By John J. Wall (?-?).
First appearance: The Argosy, September 1897.
Novelette (29 pages).
Online at Archive.org (HERE).
"The middle finger of his left hand was a stub!"
Chapter I.—"The Search for Clues"
Chapter II.—"An Unlooked-for Discovery"
Chapter III.—"Tightening the Cords"
Chapter IV.—"The Arrest and What Followed"
Chapter V.—"Laying the Foundations for the Defense"
Chapter VI.—"Our Side Scores One"
Chapter VII.—"The Prisoner Begins His Story"
Chapter VIII.—"She Had Her Choice"
Chapter IX.—"The Aftermath"
Chapter X.—"The Final Act"
Did he or didn't he? Did she or didn't she? And what about that other guy?
~ Bella Seaford:
". . . aged about twenty-two. Brunette. Beauty above the average. Found dead in room 47, Baxter Building, 8.30 P.M., October 4th, 188—. Bullet hole through heart."
~ John Bright:
"The marks seemed more distinct. There were little dots where the fingers had lain, and the blood had congealed on either side, perfectly outlining the imprint of a hand. It was a man's hand, too, for the dainty little one of the murdered girl could never have left that large impression."

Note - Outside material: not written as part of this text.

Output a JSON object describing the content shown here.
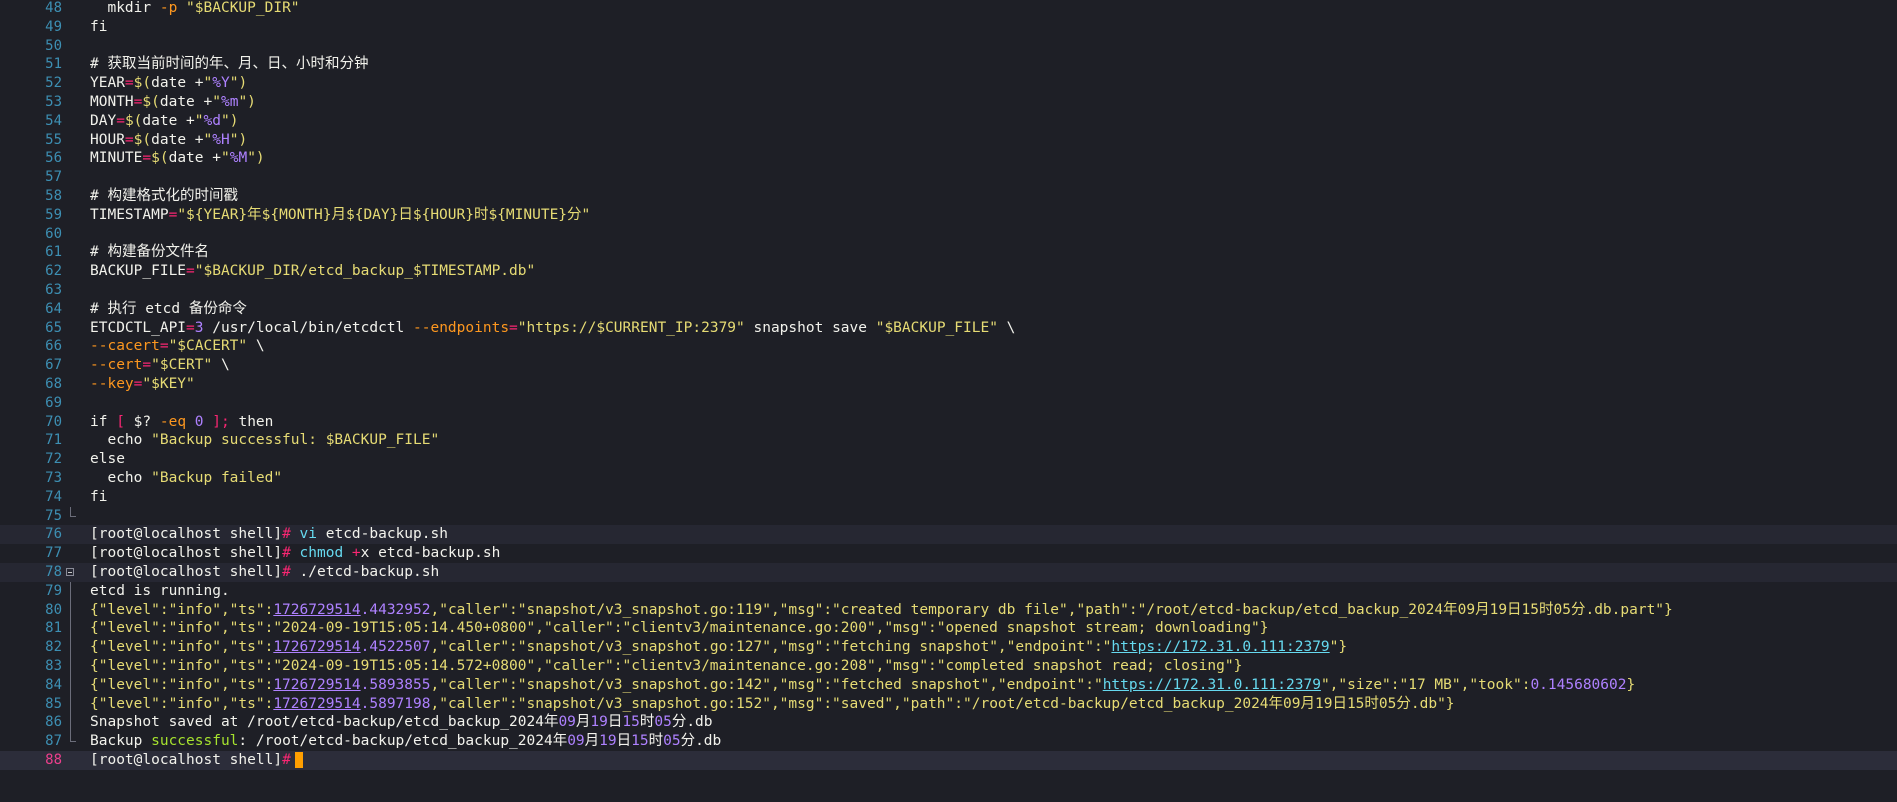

~ Chief Donlan:
"'Nothing to warrant an arrest in all that, Bright,' remarked the chief. 'It is sensationally circumstantial and undoubtedly points the right way, but you must have better information upon which to base a charge of murder.'"
~ Dr. Henry Throck:
"I am unused to scenes of this character, and in all my life this is the first time I ever saw the interior or viewed the proceedings of a courtroom."
"I did not see her face. She was heavily veiled."
~ The defense attorney:
"It seemed to me that all I feared, as well as all I hoped, would turn eventually on that bit of evidence."
~ John Sater:
". . . I solemnly swear that if you ever leave me in that way, or prove faithless to the vows you willing pledged the day you wed me, I will strike you dead!"
Comment: We'll leave it to you to decide whether or not our author has successfully managed to stack a police procedural on top of a courtroom drama and to finish it all off with an over-the-top melodrama; regardless, we do like the finale.
Typo: "if did not visit her" [missing "I"].
- The FictionMags index lists "Three Theories of a Crime" as John J. Wall's only credited story discovered so far, nor can we can find anything else about the author.
The bottom line: